Research from JLL indicates that a number of factors have converged to push multifamily asking rents downward, causing building permits for new apartment construction to taper off over the past year. Meanwhile there hasn’t been a corresponding decrease in permits issued for single family homes as pricing and demand remain strong. The data used in JLL’s Silicon Valley Chart of the Week, Multifamily Development Cools While Single Family Construction Maintains Steady Growth, considers a broad definition for single family homes, which includes townhouses.[contextly_sidebar id=”8CxeTkYic7EWBEbAdl14GdLQdghGafIS”]“For economic reasons we’re seeing multifamily start to slow while single family homes still make sense in most parts of the market,” said Stephen Jackson, senior vice president, JLL. “Demand is still there for both product types, but we just don’t have enough renters to pay $4,000 and $5,000 a month for Class A units, and that’s what’s being built; so we’re seeing some concessions and rental decreases as a result.”
Following a five year increase of multifamily asking rents by 64 percent, there was a peak in 2015, but rents have since declined. The Bay Area has one of the highest construction costs in the nation. This coupled with delivery of new Class A apartments to the market marked by slow absorption rates, have made developers less enthusiastic about moving forward with projects. On the other hand, homeownership remains highly desirable in the region as in other parts the country. Median single family home prices in Silicon Valley are holding steady with a 74-percent increase since 2010.
Silicon Valley and many pockets throughout the Bay Area are adding small tracks of single family home developments, often located in areas with old industrial or R&D buildings. The most salient example of larger housing tracks is Newark’s Dumbarton Transit Oriented Development District. The over 200-acre site near the Dumbarton Bridge is slated for 1,500 units of housing, which will mostly consist of detached single family homes and townhouses. The overall supply of single family homes in the region is constrained but the appetite for homeownership is strong making absorption for this product type immediate. The cost of construction is high across the board and is dependent upon land acquisition costs, however single family home construction costs are trending lower versus townhouses and three-story multifamily. While multifamily has become less profitable because of reduced rents, new single family homes with minimal square footage start at around $1 million. This gives developers seeking to build these homes a confidence boost knowing that they’re likely to make a profit instead of merely breaking even.
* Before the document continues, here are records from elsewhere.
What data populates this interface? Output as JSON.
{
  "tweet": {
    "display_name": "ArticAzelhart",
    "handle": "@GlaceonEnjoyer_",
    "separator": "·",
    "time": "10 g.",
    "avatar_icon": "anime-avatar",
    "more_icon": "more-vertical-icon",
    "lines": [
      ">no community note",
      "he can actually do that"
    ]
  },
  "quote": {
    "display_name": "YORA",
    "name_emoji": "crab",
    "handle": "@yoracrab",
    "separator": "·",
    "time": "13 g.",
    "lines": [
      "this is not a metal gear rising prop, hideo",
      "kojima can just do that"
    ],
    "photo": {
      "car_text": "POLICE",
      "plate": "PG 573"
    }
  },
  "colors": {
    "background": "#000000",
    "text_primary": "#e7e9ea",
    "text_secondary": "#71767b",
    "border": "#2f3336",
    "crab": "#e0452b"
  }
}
JLL researchers also found that while migration to the Bay Area is still relatively vigorous, in 2016 only 86 people on average moved to the region per day compared to 121 per day in 2015. With housing affordability issues continuing, especially for middle class earners, overall housing demand may diminish for all product types.
“My prediction is that housing costs have peaked or are peaking, so we’re going to see rents continuing to level off in most municipalities in the Bay Area or declining from the top of the market — people just can’t afford it anymore, and it’s the same thing with single family homes,” Jackson commented. “Developers are always looking at absorption rates to see where they’re going to get a return. They don’t want to build product for buyers who are strapped for cash, because it will result in slower absorption.”